§ PROBLEM TO WORK ON
All of the entries below are to be copied word for word.

§ Interface dataset entries
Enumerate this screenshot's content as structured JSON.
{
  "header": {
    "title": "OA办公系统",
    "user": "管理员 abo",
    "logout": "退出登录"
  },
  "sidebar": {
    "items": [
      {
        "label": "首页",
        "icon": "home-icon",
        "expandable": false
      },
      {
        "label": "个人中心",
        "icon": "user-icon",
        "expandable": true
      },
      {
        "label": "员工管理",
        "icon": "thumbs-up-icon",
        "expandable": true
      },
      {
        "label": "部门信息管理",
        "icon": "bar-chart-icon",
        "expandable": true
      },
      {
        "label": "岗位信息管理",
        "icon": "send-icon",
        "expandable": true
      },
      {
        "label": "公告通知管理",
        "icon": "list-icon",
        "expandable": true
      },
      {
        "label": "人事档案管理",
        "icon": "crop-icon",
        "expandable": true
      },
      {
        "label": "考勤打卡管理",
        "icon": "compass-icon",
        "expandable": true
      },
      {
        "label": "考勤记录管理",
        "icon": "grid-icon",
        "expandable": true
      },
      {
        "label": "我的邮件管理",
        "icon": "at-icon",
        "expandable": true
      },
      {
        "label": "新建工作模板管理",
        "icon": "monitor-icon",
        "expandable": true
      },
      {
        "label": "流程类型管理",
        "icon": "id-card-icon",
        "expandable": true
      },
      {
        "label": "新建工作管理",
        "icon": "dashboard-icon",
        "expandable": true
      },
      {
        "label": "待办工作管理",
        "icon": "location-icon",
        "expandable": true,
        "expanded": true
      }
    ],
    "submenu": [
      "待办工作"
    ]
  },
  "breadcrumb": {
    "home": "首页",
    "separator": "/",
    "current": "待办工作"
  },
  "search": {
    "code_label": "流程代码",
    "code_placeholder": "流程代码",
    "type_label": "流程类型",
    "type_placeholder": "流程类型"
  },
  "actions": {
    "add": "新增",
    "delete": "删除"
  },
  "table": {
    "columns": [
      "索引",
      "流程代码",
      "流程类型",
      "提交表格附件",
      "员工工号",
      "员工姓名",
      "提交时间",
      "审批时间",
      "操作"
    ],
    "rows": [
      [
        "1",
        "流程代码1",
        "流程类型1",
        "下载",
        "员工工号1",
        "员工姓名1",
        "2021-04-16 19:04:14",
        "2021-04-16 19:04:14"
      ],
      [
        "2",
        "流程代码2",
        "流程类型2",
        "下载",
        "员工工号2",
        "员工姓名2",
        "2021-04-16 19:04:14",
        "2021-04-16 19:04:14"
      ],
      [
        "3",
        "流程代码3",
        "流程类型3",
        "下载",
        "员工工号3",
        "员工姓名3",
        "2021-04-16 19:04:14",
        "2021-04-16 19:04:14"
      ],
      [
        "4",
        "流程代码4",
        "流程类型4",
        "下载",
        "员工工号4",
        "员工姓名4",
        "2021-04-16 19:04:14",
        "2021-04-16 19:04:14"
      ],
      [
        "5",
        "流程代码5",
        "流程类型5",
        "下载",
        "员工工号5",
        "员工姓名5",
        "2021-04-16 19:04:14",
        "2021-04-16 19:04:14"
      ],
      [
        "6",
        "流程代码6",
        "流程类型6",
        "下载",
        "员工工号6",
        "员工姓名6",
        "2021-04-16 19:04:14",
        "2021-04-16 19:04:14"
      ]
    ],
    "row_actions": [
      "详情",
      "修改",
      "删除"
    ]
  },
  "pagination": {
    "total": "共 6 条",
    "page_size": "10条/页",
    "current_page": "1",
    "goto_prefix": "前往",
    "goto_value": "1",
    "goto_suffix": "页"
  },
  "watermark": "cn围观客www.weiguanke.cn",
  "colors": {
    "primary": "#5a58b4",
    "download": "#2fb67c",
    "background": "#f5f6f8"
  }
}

§ RESPONSE TO THE EXERCISE
Enumerate this screenshot's content as structured JSON.
{
  "header": {
    "title": "OA办公系统",
    "user": "管理员 abo",
    "logout": "退出登录"
  },
  "sidebar": {
    "items": [
      {
        "label": "首页",
        "icon": "home-icon",
        "expandable": false
      },
      {
        "label": "个人中心",
        "icon": "user-icon",
        "expandable": true
      },
      {
        "label": "员工管理",
        "icon": "thumbs-up-icon",
        "expandable": true
      },
      {
        "label": "部门信息管理",
        "icon": "bar-chart-icon",
        "expandable": true
      },
      {
        "label": "岗位信息管理",
        "icon": "send-icon",
        "expandable": true
      },
      {
        "label": "公告通知管理",
        "icon": "list-icon",
        "expandable": true
      },
      {
        "label": "人事档案管理",
        "icon": "crop-icon",
        "expandable": true
      },
      {
        "label": "考勤打卡管理",
        "icon": "compass-icon",
        "expandable": true
      },
      {
        "label": "考勤记录管理",
        "icon": "grid-icon",
        "expandable": true
      },
      {
        "label": "我的邮件管理",
        "icon": "at-icon",
        "expandable": true
      },
      {
        "label": "新建工作模板管理",
        "icon": "monitor-icon",
        "expandable": true
      },
      {
        "label": "流程类型管理",
        "icon": "id-card-icon",
        "expandable": true
      },
      {
        "label": "新建工作管理",
        "icon": "dashboard-icon",
        "expandable": true
      },
      {
        "label": "待办工作管理",
        "icon": "location-icon",
        "expandable": true,
        "expanded": true
      }
    ],
    "submenu": [
      "待办工作"
    ]
  },
  "breadcrumb": {
    "home": "首页",
    "separator": "/",
    "current": "待办工作"
  },
  "search": {
    "code_label": "流程代码",
    "code_placeholder": "流程代码",
    "type_label": "流程类型",
    "type_placeholder": "流程类型"
  },
  "actions": {
    "add": "新增",
    "delete": "删除"
  },
  "table": {
    "columns": [
      "索引",
      "流程代码",
      "流程类型",
      "提交表格附件",
      "员工工号",
      "员工姓名",
      "提交时间",
      "审批时间",
      "操作"
    ],
    "rows": [
      [
        "1",
        "流程代码1",
        "流程类型1",
        "下载",
        "员工工号1",
        "员工姓名1",
        "2021-04-16 19:04:14",
        "2021-04-16 19:04:14"
      ],
      [
        "2",
        "流程代码2",
        "流程类型2",
        "下载",
        "员工工号2",
        "员工姓名2",
        "2021-04-16 19:04:14",
        "2021-04-16 19:04:14"
      ],
      [
        "3",
        "流程代码3",
        "流程类型3",
        "下载",
        "员工工号3",
        "员工姓名3",
        "2021-04-16 19:04:14",
        "2021-04-16 19:04:14"
      ],
      [
        "4",
        "流程代码4",
        "流程类型4",
        "下载",
        "员工工号4",
        "员工姓名4",
        "2021-04-16 19:04:14",
        "2021-04-16 19:04:14"
      ],
      [
        "5",
        "流程代码5",
        "流程类型5",
        "下载",
        "员工工号5",
        "员工姓名5",
        "2021-04-16 19:04:14",
        "2021-04-16 19:04:14"
      ],
      [
        "6",
        "流程代码6",
        "流程类型6",
        "下载",
        "员工工号6",
        "员工姓名6",
        "2021-04-16 19:04:14",
        "2021-04-16 19:04:14"
      ]
    ],
    "row_actions": [
      "详情",
      "修改",
      "删除"
    ]
  },
  "pagination": {
    "total": "共 6 条",
    "page_size": "10条/页",
    "current_page": "1",
    "goto_prefix": "前往",
    "goto_value": "1",
    "goto_suffix": "页"
  },
  "watermark": "cn围观客www.weiguanke.cn",
  "colors": {
    "primary": "#5a58b4",
    "download": "#2fb67c",
    "background": "#f5f6f8"
  }
}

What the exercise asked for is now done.